Bangalore : Wipro Chairman Azim H. Premji Monday called upon the Indian semiconductor industry to focus on localisation, supported adoption and right business models to drive products in the Indian market.

Delivering the keynote address at the Vision Summit 2008 of Indian Semiconductor Association (ISA) here, Premji said increased localisation of products would lead to greater consumption in the domestic market, meeting consumer needs at different price-points with varying features.

“Companies have to invest more in designing products for the Indian market to meet the targeted costs, while ensuring seamless integration of applications with right user interface,” he said.

“For instance, the Indian mobile market is poised to touch 450 million subscribers over the next five-ten years. Vendors and service providers have studied the market well and are offering handsets at varying price-points, with features that cater to individual requirements,” Premji told about 500 delegates participating in the two-day event.

The next key driver to succeed in the domestic market is to create supported adoption in the form of training centres and franchises across cities, as was done to introduce personal computers (PCs) to the common man.

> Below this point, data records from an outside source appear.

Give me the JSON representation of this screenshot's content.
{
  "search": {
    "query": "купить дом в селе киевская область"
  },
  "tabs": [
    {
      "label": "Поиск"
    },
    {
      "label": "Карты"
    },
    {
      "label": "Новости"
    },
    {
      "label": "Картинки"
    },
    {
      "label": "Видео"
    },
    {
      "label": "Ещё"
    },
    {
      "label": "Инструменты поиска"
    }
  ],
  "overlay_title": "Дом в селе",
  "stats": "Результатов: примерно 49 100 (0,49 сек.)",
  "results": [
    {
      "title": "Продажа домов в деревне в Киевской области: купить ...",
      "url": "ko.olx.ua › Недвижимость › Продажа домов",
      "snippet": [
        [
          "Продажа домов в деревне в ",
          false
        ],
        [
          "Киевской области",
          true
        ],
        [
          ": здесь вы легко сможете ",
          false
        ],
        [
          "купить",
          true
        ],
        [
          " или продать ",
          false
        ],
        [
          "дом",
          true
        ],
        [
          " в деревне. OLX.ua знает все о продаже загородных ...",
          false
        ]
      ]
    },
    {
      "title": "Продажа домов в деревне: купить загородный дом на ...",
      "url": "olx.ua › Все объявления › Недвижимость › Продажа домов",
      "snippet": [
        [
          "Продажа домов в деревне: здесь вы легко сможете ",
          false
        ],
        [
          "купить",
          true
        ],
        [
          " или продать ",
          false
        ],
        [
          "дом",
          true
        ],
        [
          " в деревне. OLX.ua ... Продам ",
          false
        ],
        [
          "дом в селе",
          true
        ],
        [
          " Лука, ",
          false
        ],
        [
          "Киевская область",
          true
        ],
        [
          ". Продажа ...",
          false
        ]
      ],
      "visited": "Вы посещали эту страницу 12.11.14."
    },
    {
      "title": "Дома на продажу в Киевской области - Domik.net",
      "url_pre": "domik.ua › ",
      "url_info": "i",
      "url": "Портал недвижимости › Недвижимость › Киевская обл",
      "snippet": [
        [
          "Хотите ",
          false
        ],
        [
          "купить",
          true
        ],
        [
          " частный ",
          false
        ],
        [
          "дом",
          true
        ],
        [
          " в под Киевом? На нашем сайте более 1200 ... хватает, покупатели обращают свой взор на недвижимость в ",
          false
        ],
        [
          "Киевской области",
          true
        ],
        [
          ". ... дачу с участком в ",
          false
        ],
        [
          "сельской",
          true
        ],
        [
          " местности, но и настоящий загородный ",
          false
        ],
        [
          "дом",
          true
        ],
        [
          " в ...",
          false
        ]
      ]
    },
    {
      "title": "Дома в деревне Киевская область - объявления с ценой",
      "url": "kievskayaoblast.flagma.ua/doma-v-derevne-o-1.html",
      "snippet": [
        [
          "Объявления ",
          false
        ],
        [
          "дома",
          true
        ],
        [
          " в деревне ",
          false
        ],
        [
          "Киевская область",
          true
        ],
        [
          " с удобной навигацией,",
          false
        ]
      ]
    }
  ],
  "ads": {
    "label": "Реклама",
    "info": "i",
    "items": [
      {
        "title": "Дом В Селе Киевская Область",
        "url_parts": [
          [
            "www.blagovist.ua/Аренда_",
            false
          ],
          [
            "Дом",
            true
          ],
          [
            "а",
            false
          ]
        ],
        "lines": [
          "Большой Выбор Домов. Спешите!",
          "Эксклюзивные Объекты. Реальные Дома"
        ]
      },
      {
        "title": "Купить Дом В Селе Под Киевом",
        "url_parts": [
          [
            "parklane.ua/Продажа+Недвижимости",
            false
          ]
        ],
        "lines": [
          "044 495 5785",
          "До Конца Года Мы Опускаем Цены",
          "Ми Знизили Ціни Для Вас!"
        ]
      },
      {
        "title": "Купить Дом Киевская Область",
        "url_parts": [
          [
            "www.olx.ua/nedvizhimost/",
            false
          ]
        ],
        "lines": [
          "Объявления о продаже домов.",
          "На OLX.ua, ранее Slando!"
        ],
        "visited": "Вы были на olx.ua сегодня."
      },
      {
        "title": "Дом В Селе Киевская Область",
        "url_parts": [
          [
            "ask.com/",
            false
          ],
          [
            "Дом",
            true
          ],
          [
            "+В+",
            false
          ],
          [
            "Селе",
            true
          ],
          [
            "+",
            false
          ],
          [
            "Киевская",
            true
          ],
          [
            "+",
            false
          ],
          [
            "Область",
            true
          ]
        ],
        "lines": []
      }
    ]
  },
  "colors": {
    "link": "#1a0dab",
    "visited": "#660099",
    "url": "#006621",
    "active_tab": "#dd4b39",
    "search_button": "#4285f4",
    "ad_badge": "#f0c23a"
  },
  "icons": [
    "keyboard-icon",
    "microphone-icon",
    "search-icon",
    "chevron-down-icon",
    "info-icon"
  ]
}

“Supported adoption goes beyond end-consumers. Unlike users in mature markets, many Indian businesses need support in selecting right products and solutions for problems that crop up. Many small-office workspaces are not yet wired for IT. It takes time and money to install UPSs, wiring for UPS power and network cabling,” Premji pointed out.

On the need for right business model to succeed in hard-selling products in a competitive market, he said it was important for firms to strike a balance between product design and manufacturing.

“With product cycles shrinking and consumer needs shifting, design services partner and product manufacturer have to coordinate their joint efforts to ensure their product is time-to-market and sustainable,” Premji averred.

More than innovation, incremental changes made to improve products, processes and business practices have enabled product firms to expand their presence in new markets and increase their share of the pie in the existing markets, he said.